Two Ukrainian brothers were convicted Wednesday of smuggling desperate villagers into the United States to work in bondage, working long hours at little or no pay cleaning retail stores and office buildings.

The four-week trial in Philadelphia lifted the veil on human trafficking and forced labor in the U.S., with tales of rape, violence and deplorable living conditions.

"They call it modern-day slavery," Assistant U.S. Attorney Daniel Velez said. "It's hiding in plain sight."

Nine workers who testified described being raped, beaten or threatened by Omelyan Botsvynyuk, 52, a compact man who glared at prosecutors after the verdict and shouted at them in his native tongue as he was led out in handcuffs. He had denied the accusations when he testified.

The jury, though, found him guilty of using sexual and physical violence to intimidate workers.

He faces 20 years to life in prison on racketeering and extortion charges. His brother Stepan, 36, was convicted of the racketeering enterprise but acquitted of extortion. He faces up to 20 years in prison.

Defense lawyers had argued that the workers would say anything to get special T-visas, set aside for trafficking victims, and avoid returning to the Ukraine. At least five of the nine victims who testified may apply for the T-visas, Velez said.

The workers said they were promised $500 a month and came to pursue the American dream. Instead, they made little progress as they tried to pay off the cost of their serpentine journey to the U.S. and other debts owed to the brothers.

Authorities have said the retail stores were unaware of the situation, because they hired cleaning crews through contractors.

"I think every business should know who's working for them, but this is a common practice in all large businesses, they use subcontractors to hire workers," Velez said.

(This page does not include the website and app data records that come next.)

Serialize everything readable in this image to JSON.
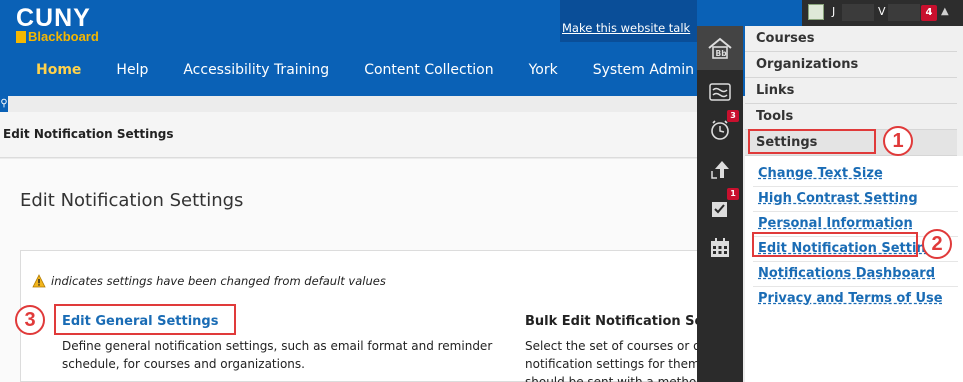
{
  "header": {
    "logo_top": "CUNY",
    "logo_bottom": "Blackboard",
    "talk_link": "Make this website talk",
    "nav": [
      "Home",
      "Help",
      "Accessibility Training",
      "Content Collection",
      "York",
      "System Admin"
    ]
  },
  "user": {
    "initial_first": "J",
    "initial_last": "V",
    "notification_count": "4"
  },
  "page": {
    "bar_title": "Edit Notification Settings",
    "title": "Edit Notification Settings",
    "warning_text": "indicates settings have been changed from default values",
    "general_link": "Edit General Settings",
    "general_desc": "Define general notification settings, such as email format and reminder schedule, for courses and organizations.",
    "bulk_title": "Bulk Edit Notification Settings",
    "bulk_desc_1": "Select the set of courses or organizations",
    "bulk_desc_2": "notification settings for them",
    "bulk_desc_3": "should be sent with a method"
  },
  "rail": {
    "badge_calendar": "3",
    "badge_grades": "1",
    "icons": [
      "blackboard-home-icon",
      "stream-icon",
      "calendar-clock-icon",
      "updates-icon",
      "grades-icon",
      "calendar-grid-icon"
    ]
  },
  "menu": {
    "items": [
      "Courses",
      "Organizations",
      "Links",
      "Tools",
      "Settings"
    ],
    "sub_items": [
      "Change Text Size",
      "High Contrast Setting",
      "Personal Information",
      "Edit Notification Settings",
      "Notifications Dashboard",
      "Privacy and Terms of Use"
    ]
  },
  "callouts": [
    "1",
    "2",
    "3"
  ],
  "colors": {
    "header": "#0a61b6",
    "nav_active": "#ffd24c",
    "link": "#1a6cb5",
    "callout": "#e03a3a",
    "badge": "#c8102e"
  }
}
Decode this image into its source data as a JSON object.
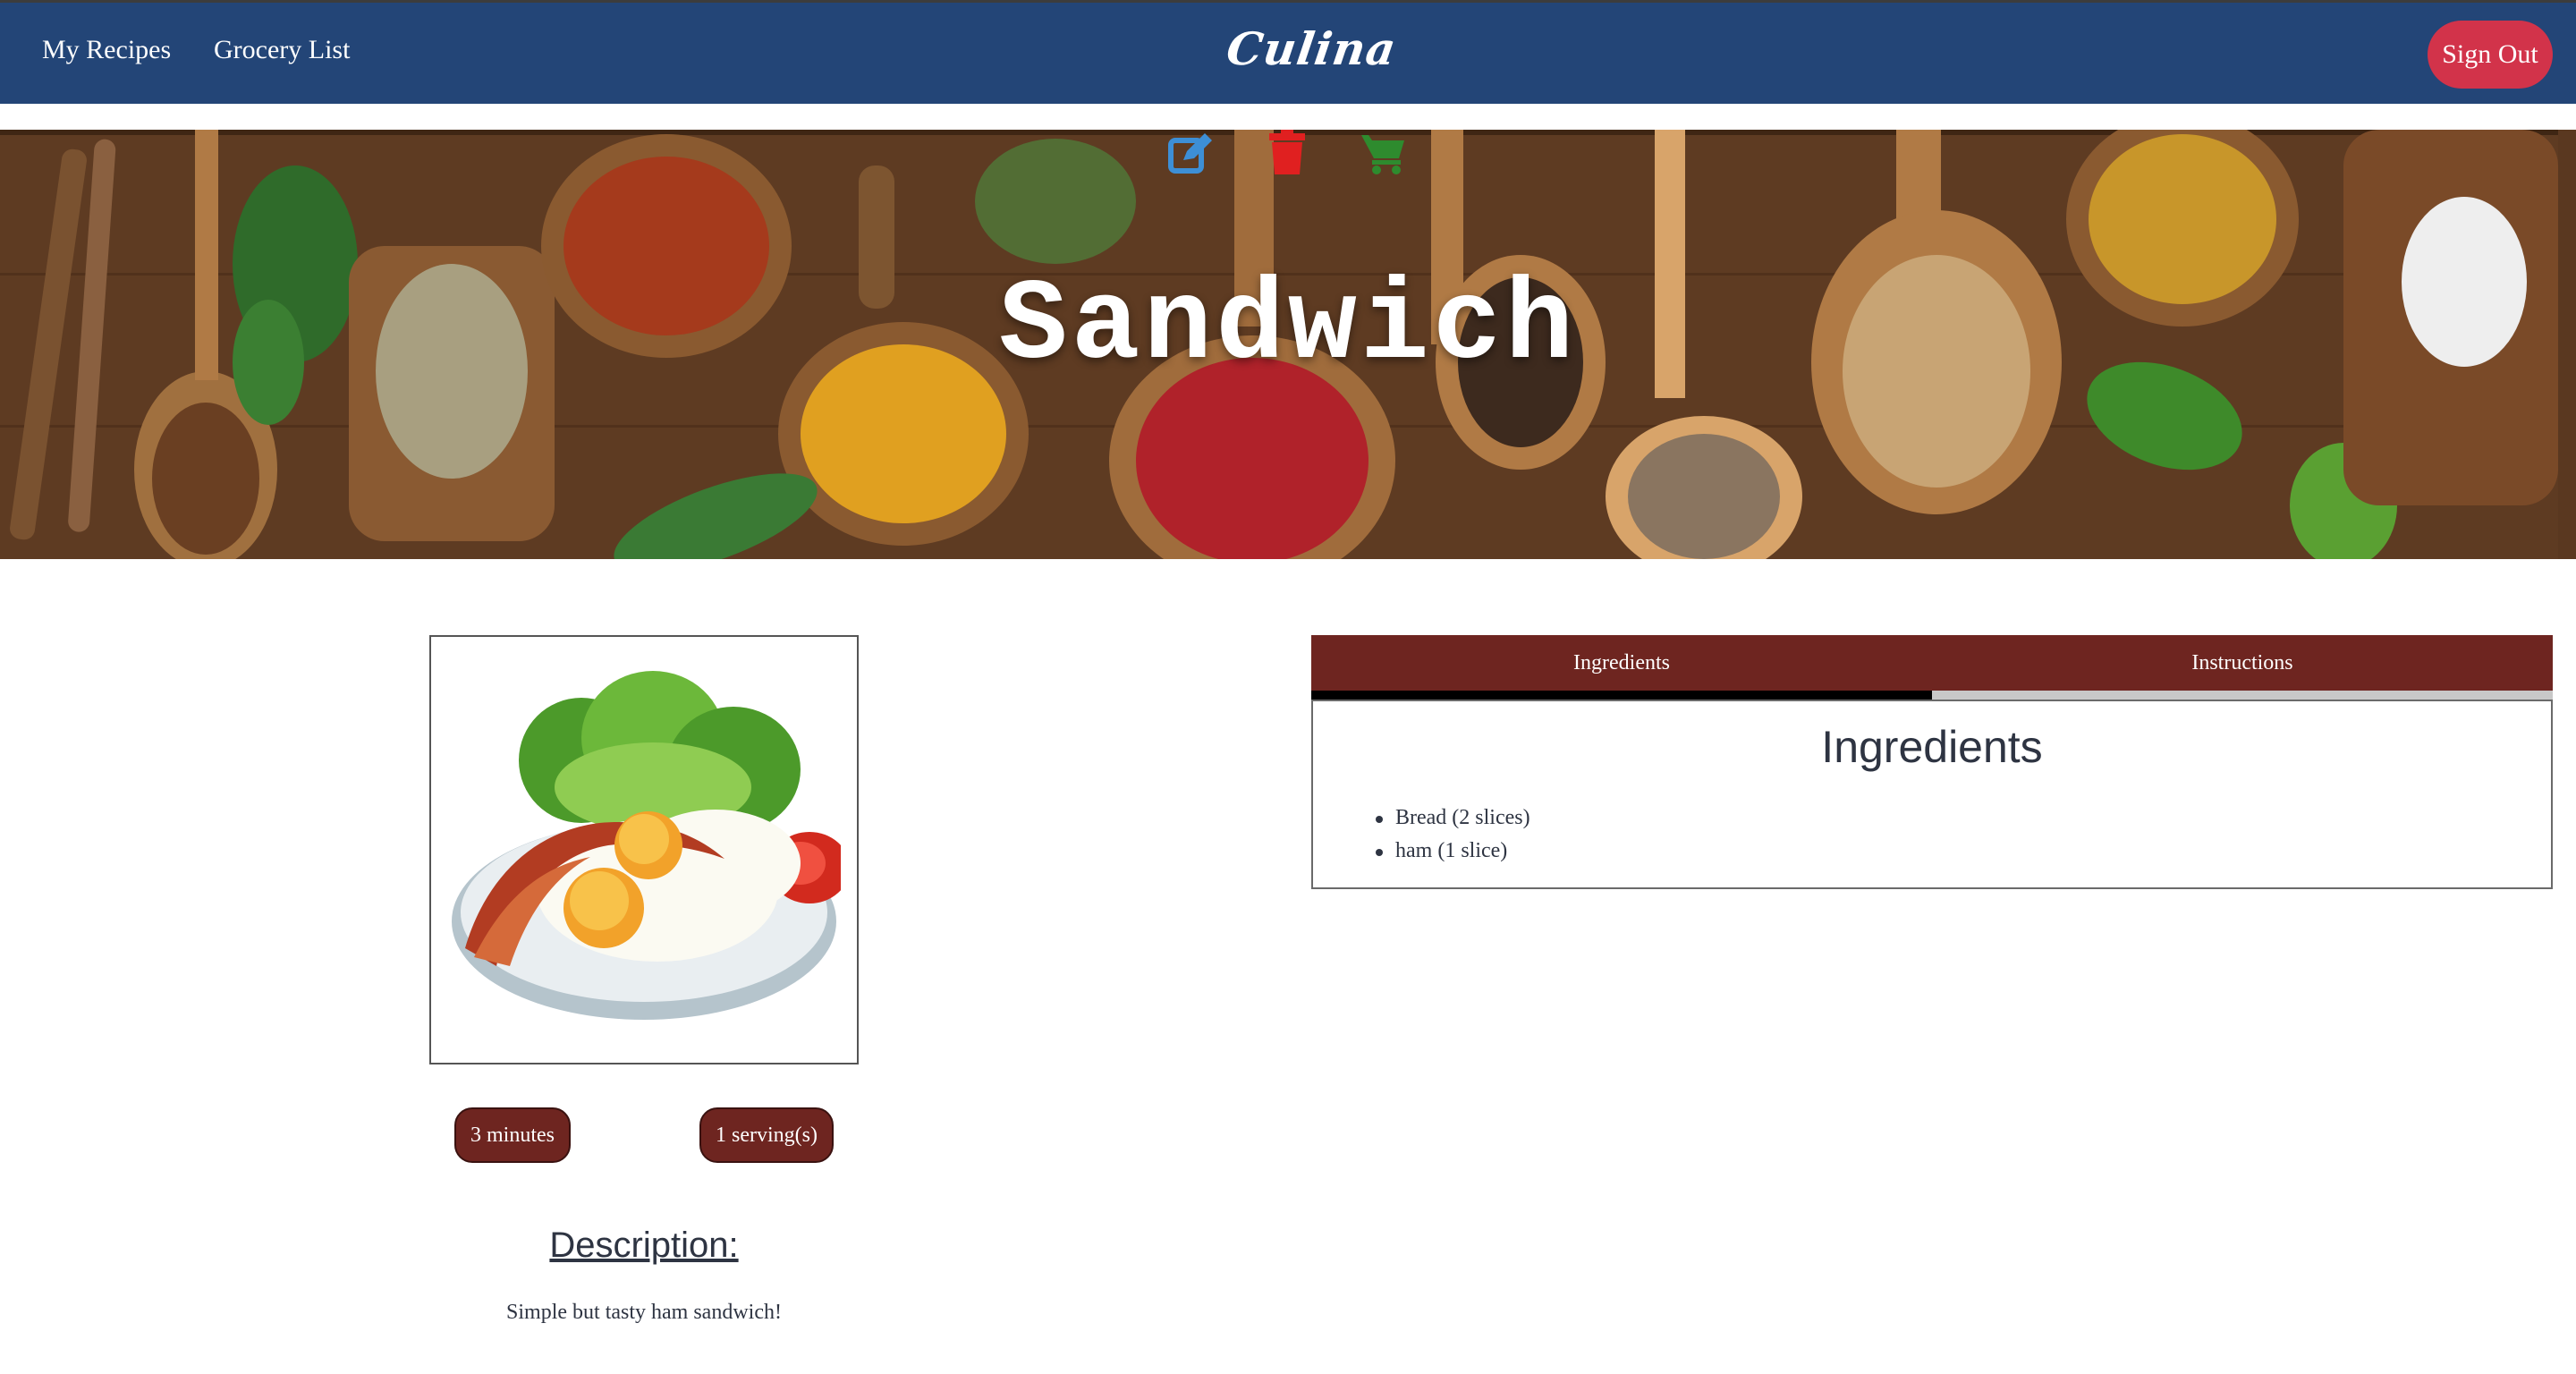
{
  "navbar": {
    "my_recipes": "My Recipes",
    "grocery_list": "Grocery List",
    "brand": "Culina",
    "sign_out": "Sign Out",
    "background_color": "#234577",
    "sign_out_color": "#d2334a"
  },
  "hero": {
    "title": "Sandwich",
    "icons": [
      {
        "name": "edit-icon",
        "color": "#3d8fd6"
      },
      {
        "name": "trash-icon",
        "color": "#e02020"
      },
      {
        "name": "cart-icon",
        "color": "#2e8b2e"
      }
    ]
  },
  "recipe": {
    "time": "3 minutes",
    "servings": "1 serving(s)",
    "description_heading": "Description:",
    "description": "Simple but tasty ham sandwich!"
  },
  "tabs": {
    "ingredients_label": "Ingredients",
    "instructions_label": "Instructions",
    "active": "ingredients",
    "tab_color": "#6e2520"
  },
  "ingredients": {
    "heading": "Ingredients",
    "items": [
      "Bread (2 slices)",
      "ham (1 slice)"
    ]
  }
}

He said he hoped the verdict would lead to more prosecutions of human-trafficking cases in the United States.

The Botsvynyuk crews cleaned Wal-Mart, Target, Kmart, Safeway and other retail stores, along with homes and offices in Pennsylvania, Maryland, Delaware, New York and New Jersey.

Juror Joe Higgins, a Teamsters Union trucker from Northeast Philadelphia, said traffickers like the Botsvynyuks take jobs away from U.S. workers.

"They (stores) should check into what kind of contractors they're using to clean their stores. Do a little bit of digging, and make sure they're not using illegal aliens," said Higgins, 53. "Just because it's cheapest, it's not (always) right."

Defense lawyer Joshua Briskin said he was pleased the jury acquitted Stepan Botsvynyuk of the extortion charges, which included allegations of using violence and threats on the workers. He had argued that the witnesses said little about his client's role in the case.

Omelyan Botsvynyuk's lawyer, Howard Popper, said his client was "greatly disappointed in the verdict."

Prosecutors described the defendants as the "enforcers" of the enterprise in America, while brothers in the Ukraine served as recruiters. The recruiting was easy, given the lack of economic opportunity, they said.

Three other brothers were named in the indictment; two are fighting extradition from Canada, and the other has died.

Omelyan Botsvynyuk was acquitted of similar charges at a trial in the Ukraine.

Sentencing is expected to take place early next year.